When asked about his cozy relationship with Mayor Michael Bloomberg, the Brooklyn councilman simply says, "A lot of people have good relationships with the mayor."
But a lot of people weren’t invited by Bloomberg to fly to Israel this week on his private jet. Felder is one of 10 Jewish members of the City Council, but the only one making the trip.
"Simcha is a great leader of his community who works hard for his constituents, and the mayor is looking forward to traveling with him," Bloomberg’s press secretary, Ed Skyler, said Friday. "We don’t have room for everyone, and the mayor chose Simcha to represent the Council."
It’s not the first sign of an alliance between the Republican mayor and the Democratic councilman, whose district includes most of Borough Park and parts of Midwood, Bay Ridge and Bensonhurst.

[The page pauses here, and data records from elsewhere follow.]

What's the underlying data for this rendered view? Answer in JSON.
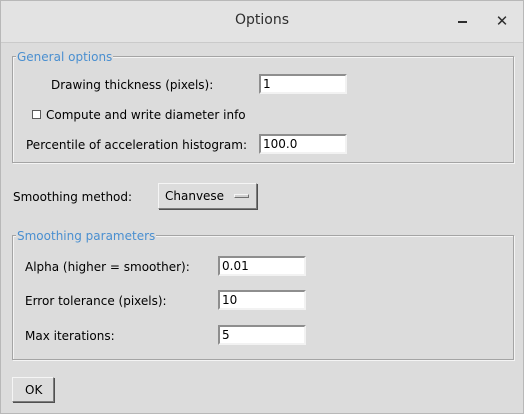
{
  "window": {
    "title": "Options"
  },
  "general": {
    "legend": "General options",
    "drawing_thickness_label": "Drawing thickness (pixels):",
    "drawing_thickness_value": "1",
    "compute_diameter_label": "Compute and write diameter info",
    "compute_diameter_checked": false,
    "percentile_label": "Percentile of acceleration histogram:",
    "percentile_value": "100.0"
  },
  "smoothing": {
    "method_label": "Smoothing method:",
    "method_value": "Chanvese"
  },
  "smoothing_params": {
    "legend": "Smoothing parameters",
    "alpha_label": "Alpha (higher = smoother):",
    "alpha_value": "0.01",
    "error_tolerance_label": "Error tolerance (pixels):",
    "error_tolerance_value": "10",
    "max_iterations_label": "Max iterations:",
    "max_iterations_value": "5"
  },
  "footer": {
    "ok_label": "OK"
  },
  "icons": {
    "minimize": "minimize-icon",
    "close": "close-icon"
  }
}
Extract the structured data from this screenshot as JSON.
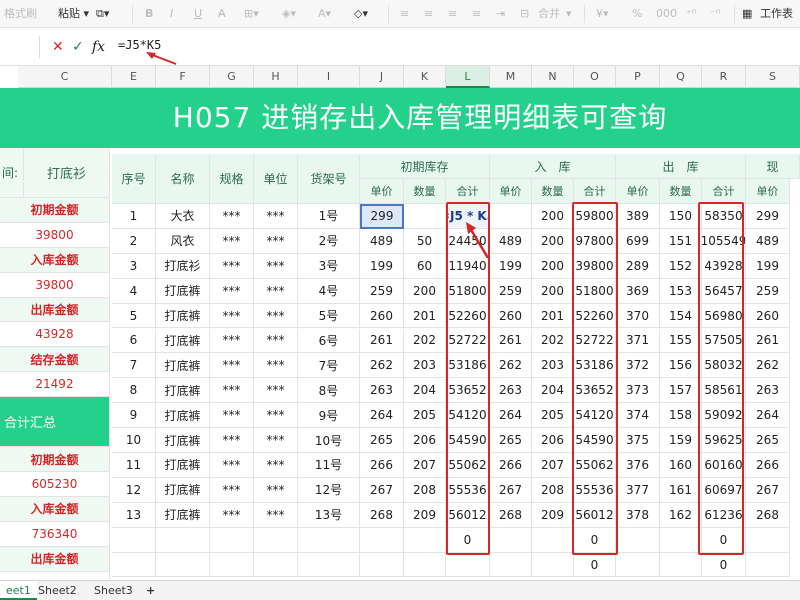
{
  "toolbar": {
    "format_painter": "格式刷",
    "paste": "粘贴",
    "merge": "合并",
    "worksheet": "工作表"
  },
  "formula_bar": {
    "formula": "=J5*K5"
  },
  "columns": [
    "C",
    "E",
    "F",
    "G",
    "H",
    "I",
    "J",
    "K",
    "L",
    "M",
    "N",
    "O",
    "P",
    "Q",
    "R",
    "S"
  ],
  "title": "H057 进销存出入库管理明细表可查询",
  "left_panel": {
    "top_label": "间:",
    "top_value": "打底衫",
    "items": [
      {
        "label": "初期金额",
        "value": "39800"
      },
      {
        "label": "入库金额",
        "value": "39800"
      },
      {
        "label": "出库金额",
        "value": "43928"
      },
      {
        "label": "结存金额",
        "value": "21492"
      }
    ],
    "summary_title": "合计汇总",
    "summary_items": [
      {
        "label": "初期金额",
        "value": "605230"
      },
      {
        "label": "入库金额",
        "value": "736340"
      },
      {
        "label": "出库金额",
        "value": ""
      }
    ]
  },
  "headers": {
    "seq": "序号",
    "name": "名称",
    "spec": "规格",
    "unit": "单位",
    "shelf": "货架号",
    "group_initial": "初期库存",
    "group_in": "入　库",
    "group_out": "出　库",
    "group_stock": "现",
    "price": "单价",
    "qty": "数量",
    "total": "合计"
  },
  "editing_formula": "=J5 * K5",
  "rows": [
    {
      "seq": "1",
      "name": "大衣",
      "spec": "***",
      "unit": "***",
      "shelf": "1号",
      "ip": "299",
      "iq": "",
      "it": "=J5 * K5",
      "inp": "",
      "inq": "200",
      "int": "59800",
      "op": "389",
      "oq": "150",
      "ot": "58350",
      "sp": "299"
    },
    {
      "seq": "2",
      "name": "风衣",
      "spec": "***",
      "unit": "***",
      "shelf": "2号",
      "ip": "489",
      "iq": "50",
      "it": "24450",
      "inp": "489",
      "inq": "200",
      "int": "97800",
      "op": "699",
      "oq": "151",
      "ot": "105549",
      "sp": "489"
    },
    {
      "seq": "3",
      "name": "打底衫",
      "spec": "***",
      "unit": "***",
      "shelf": "3号",
      "ip": "199",
      "iq": "60",
      "it": "11940",
      "inp": "199",
      "inq": "200",
      "int": "39800",
      "op": "289",
      "oq": "152",
      "ot": "43928",
      "sp": "199"
    },
    {
      "seq": "4",
      "name": "打底裤",
      "spec": "***",
      "unit": "***",
      "shelf": "4号",
      "ip": "259",
      "iq": "200",
      "it": "51800",
      "inp": "259",
      "inq": "200",
      "int": "51800",
      "op": "369",
      "oq": "153",
      "ot": "56457",
      "sp": "259"
    },
    {
      "seq": "5",
      "name": "打底裤",
      "spec": "***",
      "unit": "***",
      "shelf": "5号",
      "ip": "260",
      "iq": "201",
      "it": "52260",
      "inp": "260",
      "inq": "201",
      "int": "52260",
      "op": "370",
      "oq": "154",
      "ot": "56980",
      "sp": "260"
    },
    {
      "seq": "6",
      "name": "打底裤",
      "spec": "***",
      "unit": "***",
      "shelf": "6号",
      "ip": "261",
      "iq": "202",
      "it": "52722",
      "inp": "261",
      "inq": "202",
      "int": "52722",
      "op": "371",
      "oq": "155",
      "ot": "57505",
      "sp": "261"
    },
    {
      "seq": "7",
      "name": "打底裤",
      "spec": "***",
      "unit": "***",
      "shelf": "7号",
      "ip": "262",
      "iq": "203",
      "it": "53186",
      "inp": "262",
      "inq": "203",
      "int": "53186",
      "op": "372",
      "oq": "156",
      "ot": "58032",
      "sp": "262"
    },
    {
      "seq": "8",
      "name": "打底裤",
      "spec": "***",
      "unit": "***",
      "shelf": "8号",
      "ip": "263",
      "iq": "204",
      "it": "53652",
      "inp": "263",
      "inq": "204",
      "int": "53652",
      "op": "373",
      "oq": "157",
      "ot": "58561",
      "sp": "263"
    },
    {
      "seq": "9",
      "name": "打底裤",
      "spec": "***",
      "unit": "***",
      "shelf": "9号",
      "ip": "264",
      "iq": "205",
      "it": "54120",
      "inp": "264",
      "inq": "205",
      "int": "54120",
      "op": "374",
      "oq": "158",
      "ot": "59092",
      "sp": "264"
    },
    {
      "seq": "10",
      "name": "打底裤",
      "spec": "***",
      "unit": "***",
      "shelf": "10号",
      "ip": "265",
      "iq": "206",
      "it": "54590",
      "inp": "265",
      "inq": "206",
      "int": "54590",
      "op": "375",
      "oq": "159",
      "ot": "59625",
      "sp": "265"
    },
    {
      "seq": "11",
      "name": "打底裤",
      "spec": "***",
      "unit": "***",
      "shelf": "11号",
      "ip": "266",
      "iq": "207",
      "it": "55062",
      "inp": "266",
      "inq": "207",
      "int": "55062",
      "op": "376",
      "oq": "160",
      "ot": "60160",
      "sp": "266"
    },
    {
      "seq": "12",
      "name": "打底裤",
      "spec": "***",
      "unit": "***",
      "shelf": "12号",
      "ip": "267",
      "iq": "208",
      "it": "55536",
      "inp": "267",
      "inq": "208",
      "int": "55536",
      "op": "377",
      "oq": "161",
      "ot": "60697",
      "sp": "267"
    },
    {
      "seq": "13",
      "name": "打底裤",
      "spec": "***",
      "unit": "***",
      "shelf": "13号",
      "ip": "268",
      "iq": "209",
      "it": "56012",
      "inp": "268",
      "inq": "209",
      "int": "56012",
      "op": "378",
      "oq": "162",
      "ot": "61236",
      "sp": "268"
    }
  ],
  "totals_row_1": {
    "it": "0",
    "int": "0",
    "ot": "0"
  },
  "totals_row_2": {
    "int": "0",
    "ot": "0"
  },
  "sheets": [
    "eet1",
    "Sheet2",
    "Sheet3"
  ],
  "add_sheet": "+",
  "colors": {
    "accent": "#23d18b",
    "highlight": "#d62728",
    "active_tab": "#1a8a4b"
  }
}
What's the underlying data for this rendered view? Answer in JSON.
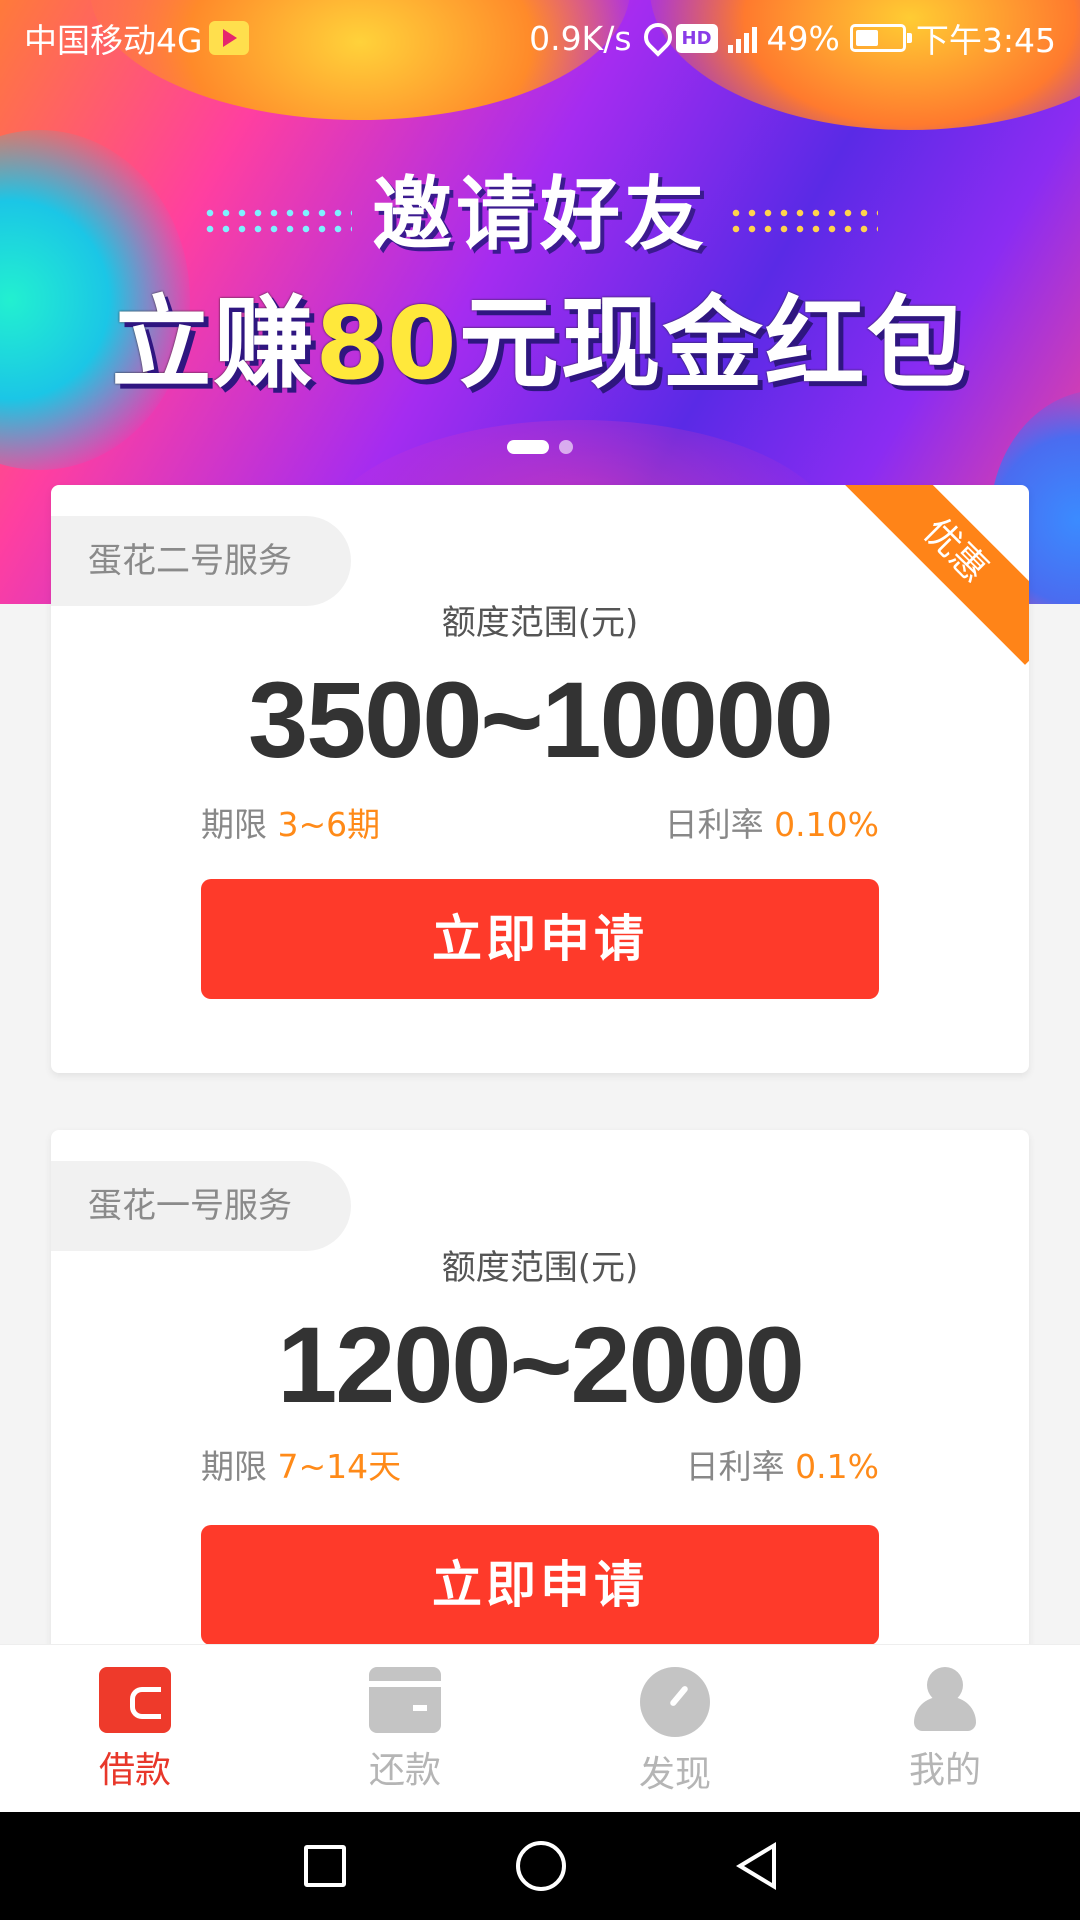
{
  "status_bar": {
    "carrier": "中国移动4G",
    "speed": "0.9K/s",
    "network": "4G",
    "battery": "49%",
    "time": "下午3:45"
  },
  "banner": {
    "title": "邀请好友",
    "subtitle_prefix": "立赚",
    "subtitle_highlight": "80",
    "subtitle_suffix": "元现金红包",
    "slide_count": 2,
    "active_slide": 1
  },
  "products": [
    {
      "service_name": "蛋花二号服务",
      "ribbon": "优惠",
      "range_label": "额度范围(元)",
      "range_value": "3500~10000",
      "term_label": "期限",
      "term_value": "3~6期",
      "rate_label": "日利率",
      "rate_value": "0.10%",
      "apply_label": "立即申请"
    },
    {
      "service_name": "蛋花一号服务",
      "range_label": "额度范围(元)",
      "range_value": "1200~2000",
      "term_label": "期限",
      "term_value": "7~14天",
      "rate_label": "日利率",
      "rate_value": "0.1%",
      "apply_label": "立即申请"
    }
  ],
  "bottom_nav": [
    {
      "label": "借款",
      "icon": "wallet-icon",
      "active": true
    },
    {
      "label": "还款",
      "icon": "card-icon",
      "active": false
    },
    {
      "label": "发现",
      "icon": "compass-icon",
      "active": false
    },
    {
      "label": "我的",
      "icon": "user-icon",
      "active": false
    }
  ],
  "colors": {
    "accent_red": "#fe3a2a",
    "highlight_orange": "#ff8a18",
    "ribbon_orange": "#ff8418",
    "nav_active": "#e8372a"
  }
}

In December, Bloomberg attended a community breakfast in Felder’s district. With hundreds of people crammed into a small catering hall, it remains the largest all-Jewish gathering in a community setting that the mayor has attended. And it came just a month after the Council approved Bloomberg’s vastly unpopular property tax hike.
Felder, who supported the hike, even ran interference for the embattled chief executive.
"Point your finger where it belongs: at Osama bin Laden," he told the crowd.
A few months later, it was Felder at the mayor’s side at police headquarters when he and Commissioner Raymond Kelly briefed Jewish leaders on security precautions for the High Holy Days. In introducing Felder, the mayor joked that he was "not to be confused with Lew Fidler, who is also a councilman."
Bloomberg also has helped Felder deliver on many of his campaign promises, such as restoring the number of day care vouchers available to his constituents and scheduling garbage pickups after rush hour to ease traffic congestion in the crowded district.
Bloomberg won three-quarters of the vote in Borough Park in 2001, and made several appearances there in the final days of the campaign. The politically conservative area, where people generally vote in blocs, is a natural target for his re-election campaign.
Felder, 44, says he doesn’t know why the mayor asked him to join him on the whirlwind Israel jaunt, originally scheduled for September but moved up in response to the renewed wave of terrorism.
"I’m honored to be able to go along, to be with the people of Israel, to visit the sick and maybe pay a shiva call" to terror victims’ families, said the non-practicing rabbi, who was ordained at Yeshiva Torah Vodaath, and father of four.
Felder is a freshman seeking re-election this year, which he will accomplish automatically if he succeeds in keeping his predecessor, Noach Dear, off the Democratic primary ballot in a dispute over term limits. Felder said the mayor supports his campaign, not surprising since he’s also the Republican and Conservative candidate for the seat.
As for Bloomberg’s performance, Felder said: "He’s doing the best he can during very difficult times."
He attributes the billionaire mayor’s dismal approval rating to a kind of reverse psychology. People, he said, actually want the kind of qualities in an elected official they profess to hate.
"They ‘hate’ politicians who are movie stars and not real mayors," Felder said. "And elected officials who owe everybody favors and need everybody’s money is also something they ‘hate.’"
In other words, if the billionaire Bloomberg had more charisma and needed to raise money rather than finance his own campaigns, people would like him better, in Felder’s view.
"And also," he adds, "I think some people don’t like rich people."